Sunday, 7 October 2012

The debate over Functional Programming

Yesterday, I attended the "Centenary of Turing Talks" Talk[4] at Persistent/Pune. After introducing Robert Milner's work, the objective was to decide whether _every_ programmer should learn functional programming. The debate, as with all human debates, digressed quite a bit. However the question remained unanswered. I am just giving an ardent attempt to answer this.

Details of the event are available at the following link:

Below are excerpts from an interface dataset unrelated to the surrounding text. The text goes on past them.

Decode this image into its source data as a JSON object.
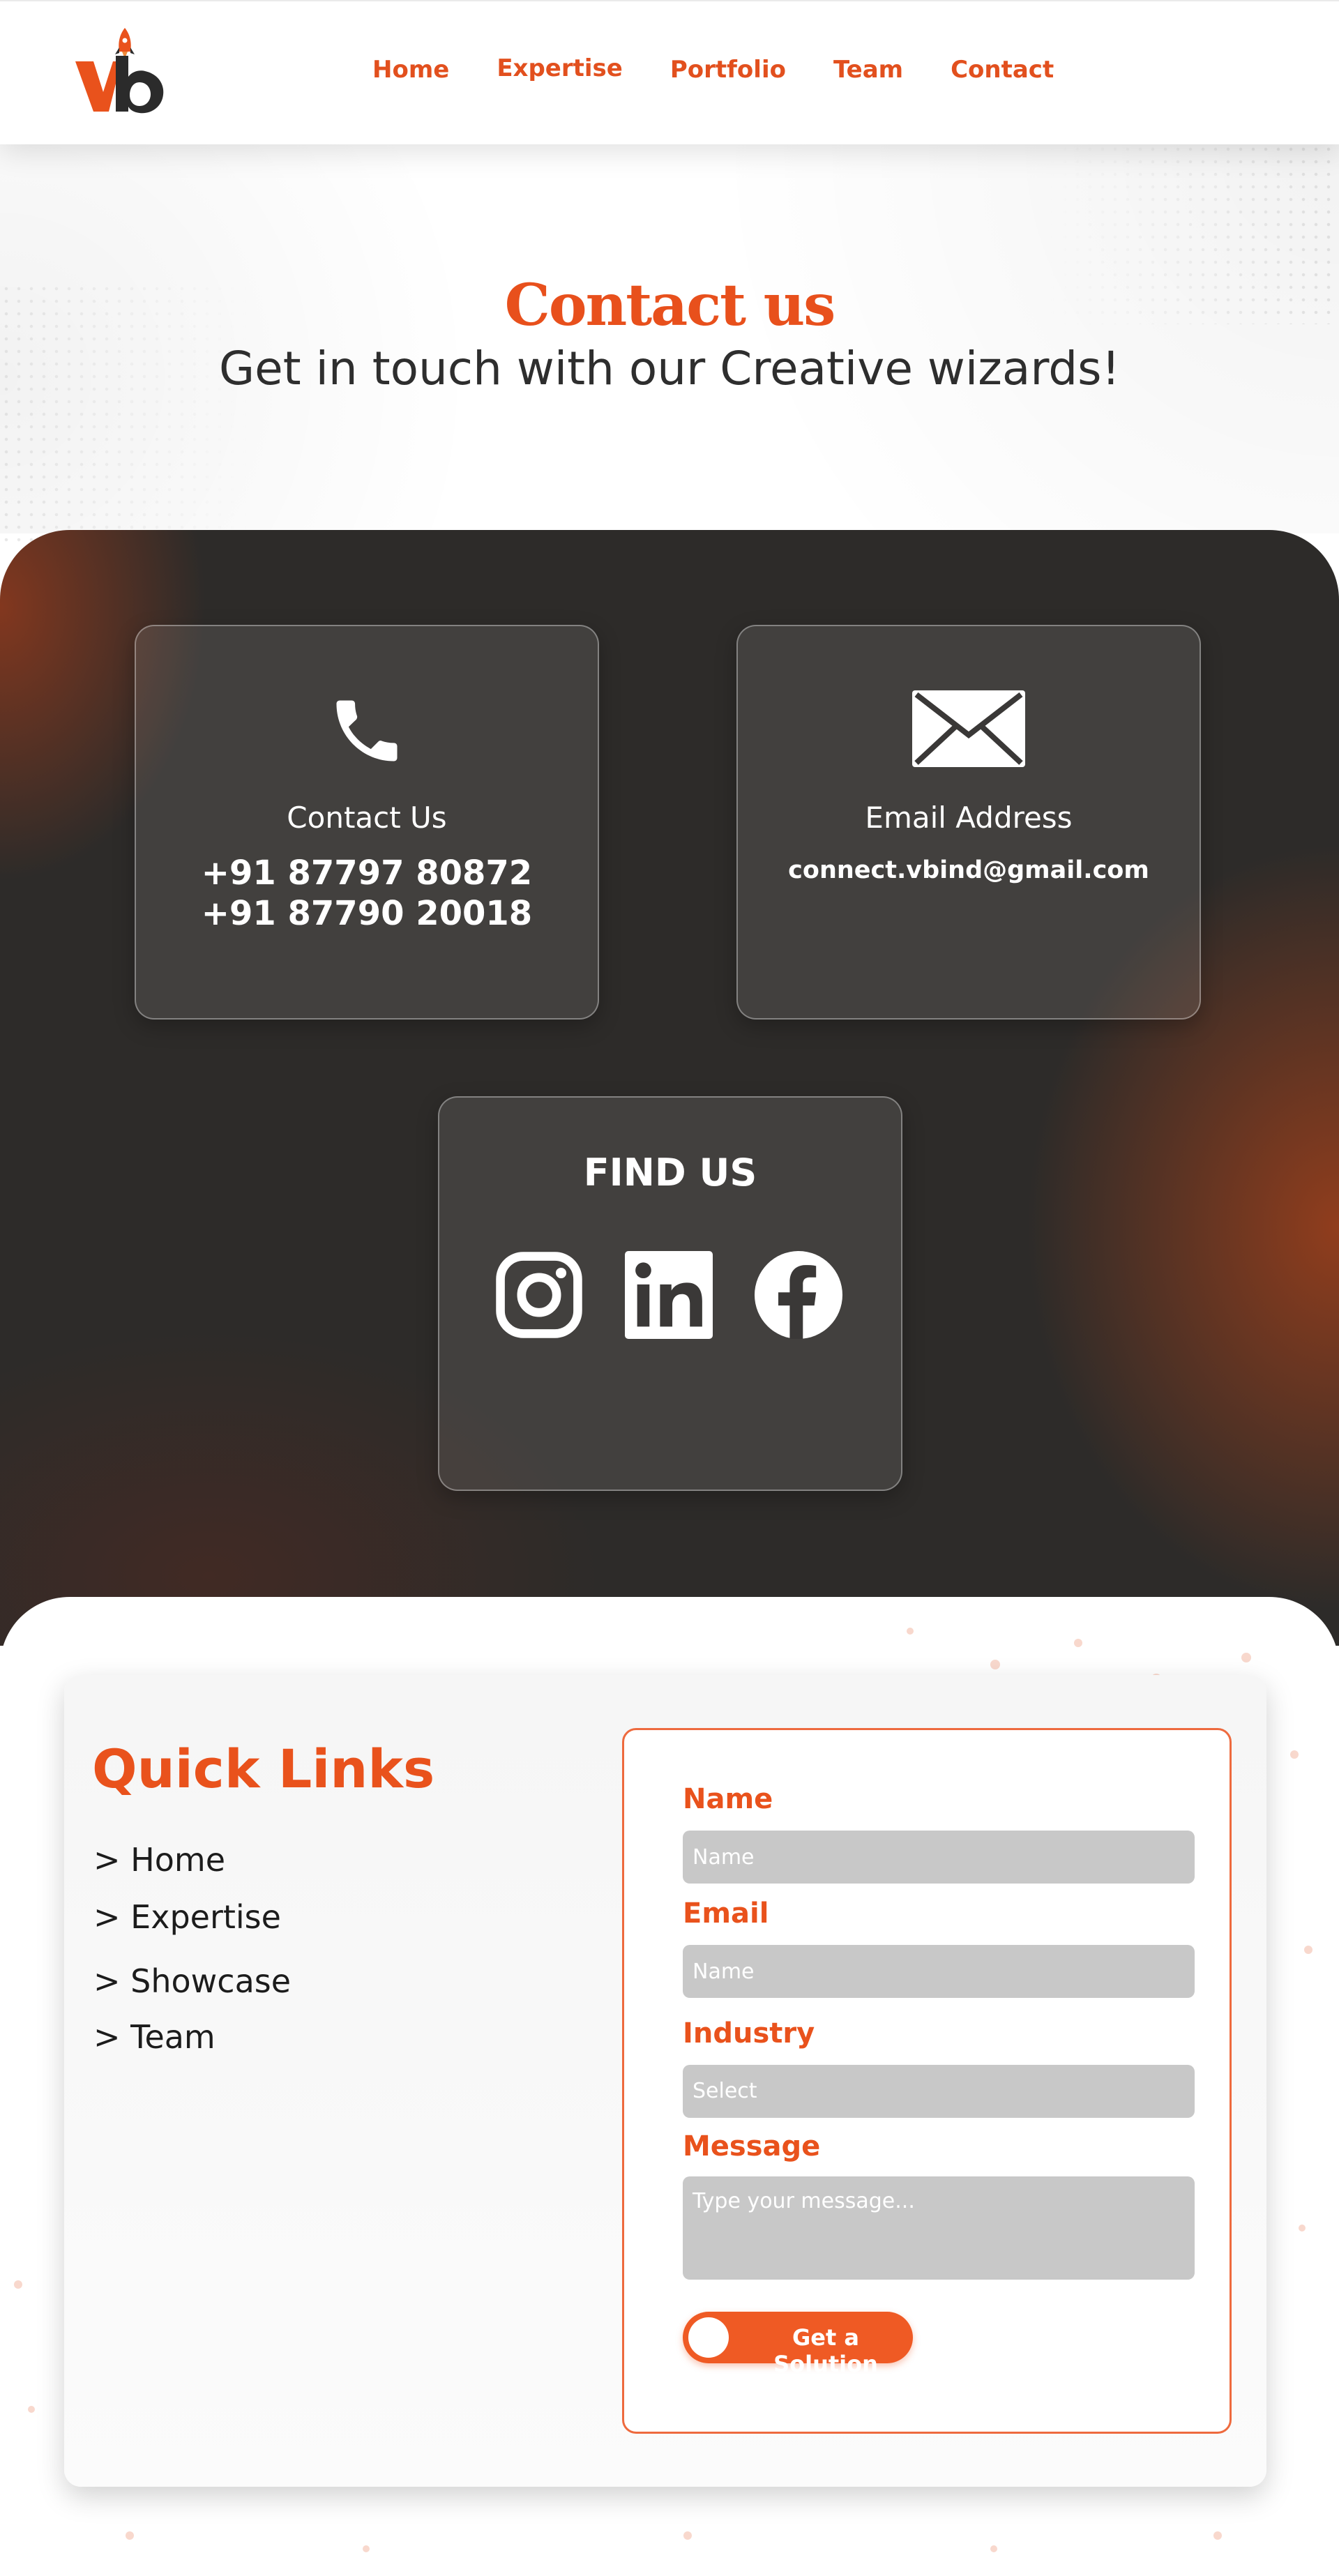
{
  "brand": {
    "logo_text": "vb",
    "accent": "#e8501c",
    "dark": "#2d2b29"
  },
  "nav": [
    {
      "label": "Home"
    },
    {
      "label": "Expertise"
    },
    {
      "label": "Portfolio"
    },
    {
      "label": "Team"
    },
    {
      "label": "Contact"
    }
  ],
  "hero": {
    "title": "Contact us",
    "subtitle": "Get in touch with our Creative wizards!"
  },
  "contact": {
    "phone_label": "Contact Us",
    "phones": [
      "+91 87797 80872",
      "+91 87790 20018"
    ],
    "email_label": "Email Address",
    "email": "connect.vbind@gmail.com",
    "find_title": "FIND US",
    "socials": [
      {
        "icon": "instagram-icon"
      },
      {
        "icon": "linkedin-icon"
      },
      {
        "icon": "facebook-icon"
      }
    ]
  },
  "footer": {
    "quick_links_title": "Quick Links",
    "quick_links": [
      "> Home",
      "> Expertise",
      "> Showcase",
      "> Team"
    ],
    "form": {
      "name_label": "Name",
      "name_placeholder": "Name",
      "email_label": "Email",
      "email_placeholder": "Name",
      "industry_label": "Industry",
      "industry_value": "Select",
      "message_label": "Message",
      "message_placeholder": "Type your message...",
      "submit_label": "Get a Solution"
    }
  }
}
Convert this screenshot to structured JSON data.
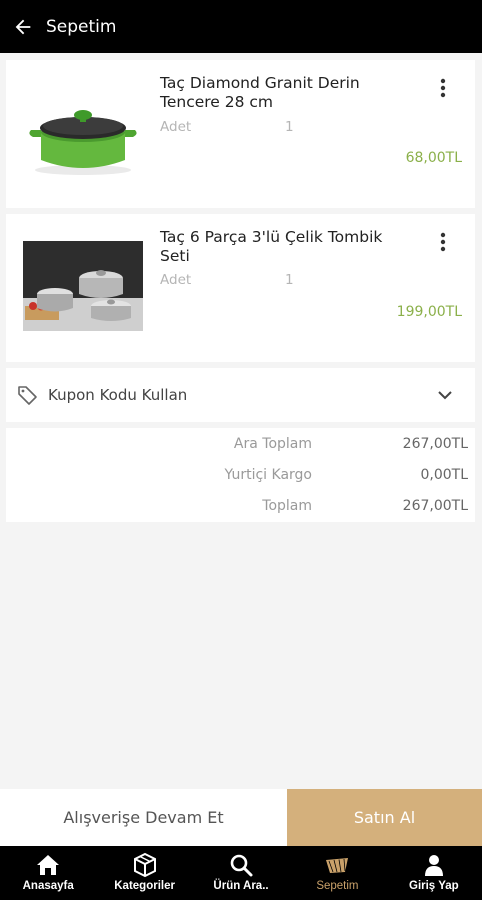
{
  "header": {
    "title": "Sepetim"
  },
  "cart": {
    "items": [
      {
        "name": "Taç Diamond Granit Derin Tencere 28 cm",
        "qty_label": "Adet",
        "qty": "1",
        "price": "68,00TL"
      },
      {
        "name": "Taç 6 Parça 3'lü Çelik Tombik Seti",
        "qty_label": "Adet",
        "qty": "1",
        "price": "199,00TL"
      }
    ],
    "coupon_label": "Kupon Kodu Kullan"
  },
  "summary": {
    "subtotal_label": "Ara Toplam",
    "subtotal": "267,00TL",
    "shipping_label": "Yurtiçi Kargo",
    "shipping": "0,00TL",
    "total_label": "Toplam",
    "total": "267,00TL"
  },
  "actions": {
    "continue_label": "Alışverişe Devam Et",
    "buy_label": "Satın Al"
  },
  "nav": {
    "items": [
      {
        "label": "Anasayfa",
        "icon": "home-icon"
      },
      {
        "label": "Kategoriler",
        "icon": "categories-icon"
      },
      {
        "label": "Ürün Ara..",
        "icon": "search-icon"
      },
      {
        "label": "Sepetim",
        "icon": "cart-icon",
        "active": true
      },
      {
        "label": "Giriş Yap",
        "icon": "user-icon"
      }
    ]
  },
  "colors": {
    "accent": "#d4b07c",
    "price": "#8bb04a",
    "active_nav": "#c9a16a"
  }
}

Summarizing the discussion and the points that were raised:
  1. Functional programming is a better abstraction and helps in thinking more about what 'needs to be' or what will be 'what is' ('is-ness' as Prof.Modi mentioned.)
  2. The best place to start learning Functional Programming would be Erlang or Haskell'98 (as Dr.Anuradha mentioned.)
  3. Starting out with monads and trying to run away from 'typed' variants is not recommended for those who are first stepping out into functional programming. (Dr. Anuradha) - (I have done this mistake, so I know this is true.)
  4. You could opt to write 'C Programs' with functional abstractions and Object-Oriented concepts like polymorphism. You could even do this with Assembly language - but that would be too cumbersome if a functional programming language already exists. (Prof. Modi) 

Everyone on the panel or otherwise knew functional programming and also knew that it doesn't get used in production.
  1. The reason functional programming gets lesser attention is the lack of digital infrastructure to support it.
  2. The "Harvard Architecture" in the market essentially assumes sequential code execution, thanks to Alan Turing's early papers. Hence concurrency is also another blocker as the architecture hasn't been rewritten to help that happen - not entirely mathematically despite the fact we have parallel processing, multicore computing happening.
  3. People start learning an "Imperative" language like "C" or "Pascal" or "Fortran" to begin with. Hence they get fewer opportunities that coax them to try out or spend time on functional programming.
  4. The switch usually has to be made at the cost of non-office times for a professional programmer, which leaves a shorter percent of time allocated towards it which is another factor that discourages people.
  5. Most people without a strong theoretical background in computer-science find it difficult to understand Object-Oriented Programming ... making Functional Programming more fringe. 
  6. Deterministic problems are seldom solved (in general practice) with functional programming as Structured programs are easier to verify and prove to be theoretically correct.

Thanks to more discouraging infrastructure factors to the more recent ideas of Functional Programming, Object-Orientation fused with Functional Programming; the 1967 creation of K&R lives on even today in production.

Recommended Reading

For Programmers you can find companies like:
who have a motto to do all their work exclusively on functional programming.